Moto Guzzi V85 TT
The Moto Guzzi V85 TT is an oddball bike, but it deserves to be included as it’s just so interesting. It’s powered by an air/oil-cooled longitudinal V-twin powering a shaft drive — this is the one you want if you don’t want to be lubing your chain! It lacks many ride aids, but it has cruise control! Plus, it’s very big on character and style. Finally, maintenance is easy, with pushrods and those big cylinders sticking out the side, and screw and locknut-style adjusters.
Suzuki V-Strom 800DE
Suzuki updated their V-Strom for 2023 with the V-Strom 800DE, though it co-exists with the V-Strom 650XT (for now). The 800DE uses the same new sporty 776cc parallel twin as the GSX-8S, ditching the V engine associated with the series, and also earned a 21-inch front wheel, similar to its big sibling, the V-Strom 1050DE. It lacks an IMU and cruise, but the middleweight bike doesn’t benefit from them as much as big-bore tourers might.
Triumph Tiger 900 Rally / Pro
The Triumph Tiger 900 Rally Pro is the only middleweight adventurer to use a three-cylinder engine.
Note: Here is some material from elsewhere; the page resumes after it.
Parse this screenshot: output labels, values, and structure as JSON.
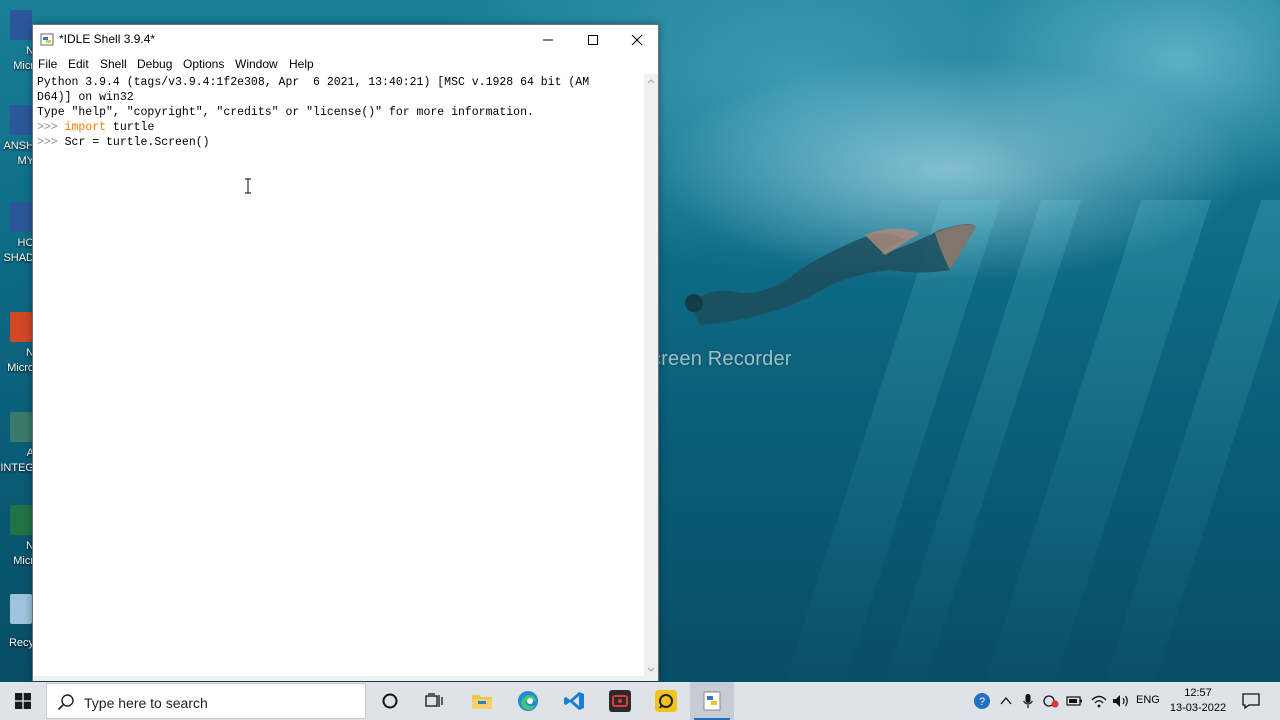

The 900 Rally Pro is an update to the Triumph Tiger 800XE, but the 900 engine has a different, lower, more rumbling character. Aside from that, this is the same old luxury middleweight adventure bike, with every ride aid on the market available — even an optional heated seat.
Yamaha Ténéré 700
The Yamaha Ténéré 700 is an already-iconic middleweight adventure tourer, powered by the CP2 motor, a character-rich parallel twin we first saw in the Yamaha FZ-07. Yamaha blessed the T7 with an all-new chassis, long suspension (even longer in the World Raid edition), and classic good looks from the previous Ténéré 660. The Yamaha Ténéré 700 hasn’t got much tech in it, but that doesn’t stop people from loving it. See here for a full breakdown between the variants of the Tenere 700.
Other Related Motorcycles
If you’re interested in the Honda XL750 Transalp, you’re probably also considering other motorcycles with the same motor. In this case, the only other motorcycle at present is the Honda CB750 Hornet.
The Honda CB750 Hornet is a re-imagining of the Hornet brand that was most recently an inline four-cylinder naked sport motorcycle.
The modern CB750 has a parallel twin. While it’s higher spec than the inline-four Hornet in every way, and has sharper, modern styling, a parallel twin always has a very different feel. It competes more with the likes of the modern Ducati Monster 937, the Suzuki GSX-8S, and other middleweight naked sport motorcycles.
Reference — Owner’s Manual for the Honda XL750 Transalp
The above information came from a mix of the owner’s manual, service manual, press releases, and forum information for the Honda XL750 Transalp.
Below you can see some screenshots for the Transalp.
You can also download the owner’s manual from here.
Below is an archive copy of the owner’s manual in English. You can either browse it here or download it.